I have been searching for a good recipe to make a soaked granola.  Then this recipe dropped into my lap.  It is from my favourite magazine Pathways (which by the way, anyone that strives for a holistic lifestyle would love).  I have modified this recipe a wee bit based on my own experience in the kitchen, but it turned out delicious.  This homemade granola is so nutritious and full of healthy fats.  Baking this recipe low and slow keeps it nutrient dense.  You could also use a dehydrator if you are so lucky to have one instead of baking this in the oven.  

Homemade Wholesome Granola
8 cups rolled oats
3/4 cup melted coconut oil
1/2 cup melted butter
1/2 cup kefir
Water (add enough water to cover the oats so they are moist)
1/2 cup maple syrup
1 tsp sea salt
4 tsp cinnamon
4 tsp pure vanilla extract
1 cup dried unsweetened coconut
1 cup dried fruit,  chopped (I like apricots and raisins)
1/2 cup pumpkin seeds, chopped
1 cup nuts (optional; chopped almonds are really nice)

Step 1:  Combine oats with kefir and water in a very large bowl.  Add the water last, because you may not need much.  Mix well.  Cover with a cloth and let it sit at room temperature for 24 hours.
Step 2:  After the day of soaking, preheat the oven to 200F.  Drain the soaked oats. Combine the honey, maple syrup, salt, cinnamon, coconut oil, butter and vanilla.  Bring to a gentle simmer, stirring until everything is melted.  
Step 3:  Remove from heat.  Combine the honey and oat mixtures.  Mix well.
Step 4:  Spread the mixture over parchment paper on cookie sheets.
Step 5:  Bake for 4 hours, until the granola is crunchy.  It may seem slightly soft, but it will crisp up as it cools.  Turn the oven off and let it cool in the oven.  (Do not turn the oven higher than 200F.  You will burn your granola.)  Cook it low and slow.
Step 6:  Mix in the dry ingredients.  Store in an airtight container in the refrigerator.  Keeping it on the counter for a few days  in cooler weather is fine, but if too warm, your granola may go moldy.  

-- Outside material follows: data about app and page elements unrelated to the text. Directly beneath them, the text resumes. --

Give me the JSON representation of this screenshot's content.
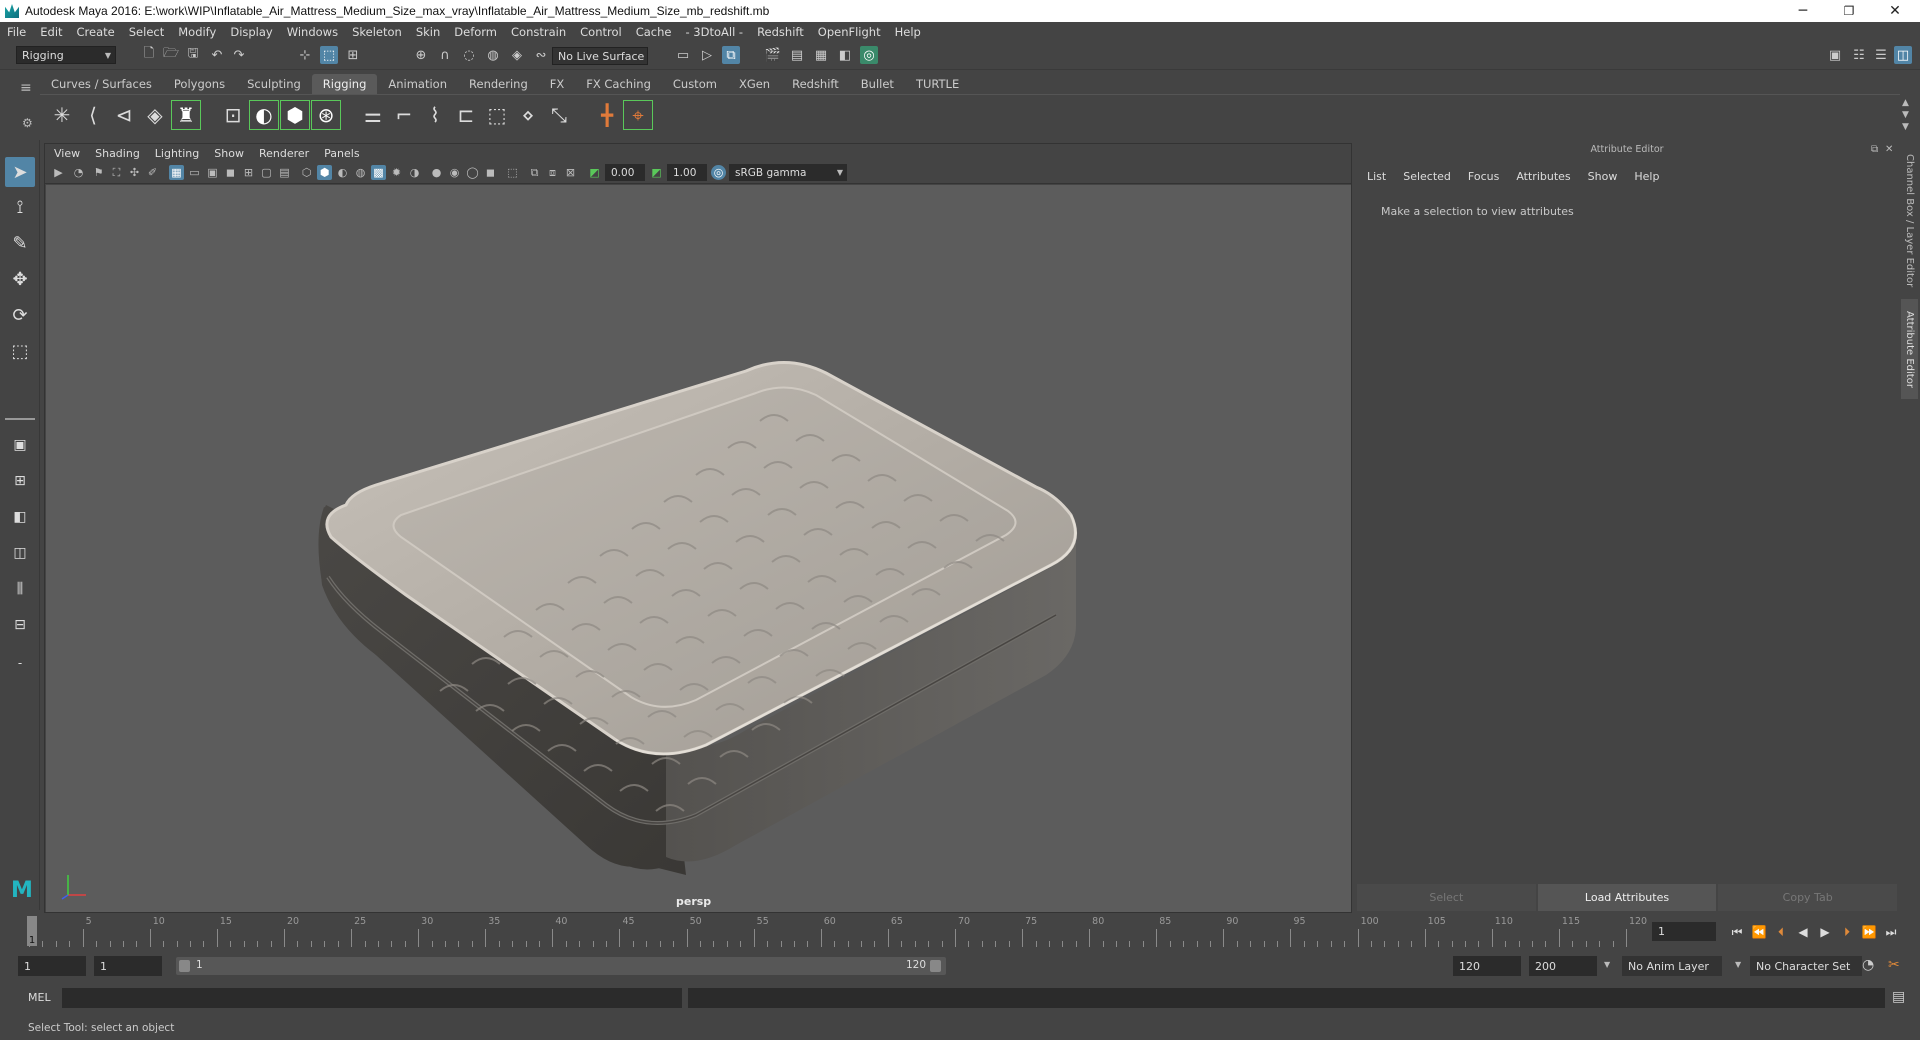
{
  "window": {
    "title": "Autodesk Maya 2016: E:\\work\\WIP\\Inflatable_Air_Mattress_Medium_Size_max_vray\\Inflatable_Air_Mattress_Medium_Size_mb_redshift.mb",
    "minimize": "─",
    "restore": "❐",
    "close": "✕"
  },
  "menubar": [
    "File",
    "Edit",
    "Create",
    "Select",
    "Modify",
    "Display",
    "Windows",
    "Skeleton",
    "Skin",
    "Deform",
    "Constrain",
    "Control",
    "Cache",
    "- 3DtoAll -",
    "Redshift",
    "OpenFlight",
    "Help"
  ],
  "statusline": {
    "mode": "Rigging",
    "live_surface": "No Live Surface"
  },
  "shelf_tabs": [
    {
      "label": "Curves / Surfaces",
      "active": false
    },
    {
      "label": "Polygons",
      "active": false
    },
    {
      "label": "Sculpting",
      "active": false
    },
    {
      "label": "Rigging",
      "active": true
    },
    {
      "label": "Animation",
      "active": false
    },
    {
      "label": "Rendering",
      "active": false
    },
    {
      "label": "FX",
      "active": false
    },
    {
      "label": "FX Caching",
      "active": false
    },
    {
      "label": "Custom",
      "active": false
    },
    {
      "label": "XGen",
      "active": false
    },
    {
      "label": "Redshift",
      "active": false
    },
    {
      "label": "Bullet",
      "active": false
    },
    {
      "label": "TURTLE",
      "active": false
    }
  ],
  "viewport": {
    "menu": [
      "View",
      "Shading",
      "Lighting",
      "Show",
      "Renderer",
      "Panels"
    ],
    "exposure": "0.00",
    "gamma": "1.00",
    "color_space": "sRGB gamma",
    "camera": "persp"
  },
  "attribute_editor": {
    "title": "Attribute Editor",
    "menu": [
      "List",
      "Selected",
      "Focus",
      "Attributes",
      "Show",
      "Help"
    ],
    "message": "Make a selection to view attributes",
    "buttons": {
      "select": "Select",
      "load": "Load Attributes",
      "copy": "Copy Tab"
    }
  },
  "side_tabs": {
    "channel_box": "Channel Box / Layer Editor",
    "attribute_editor": "Attribute Editor"
  },
  "timeline": {
    "labels": [
      "5",
      "10",
      "15",
      "20",
      "25",
      "30",
      "35",
      "40",
      "45",
      "50",
      "55",
      "60",
      "65",
      "70",
      "75",
      "80",
      "85",
      "90",
      "95",
      "100",
      "105",
      "110",
      "115",
      "120"
    ],
    "current_frame": "1",
    "current_frame_field": "1"
  },
  "range": {
    "start": "1",
    "playback_start": "1",
    "slider_start": "1",
    "slider_end": "120",
    "playback_end": "120",
    "end": "200",
    "anim_layer": "No Anim Layer",
    "character_set": "No Character Set"
  },
  "command_line": {
    "lang": "MEL"
  },
  "help_line": "Select Tool: select an object"
}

Serve as a breakfast cereal with whole, organic milk (preferably raw).  I also like it with fresh fruit and yogurt.  

*Nourishing Traditions by Sally Fallon
Pathways To Family Wellness Issue 33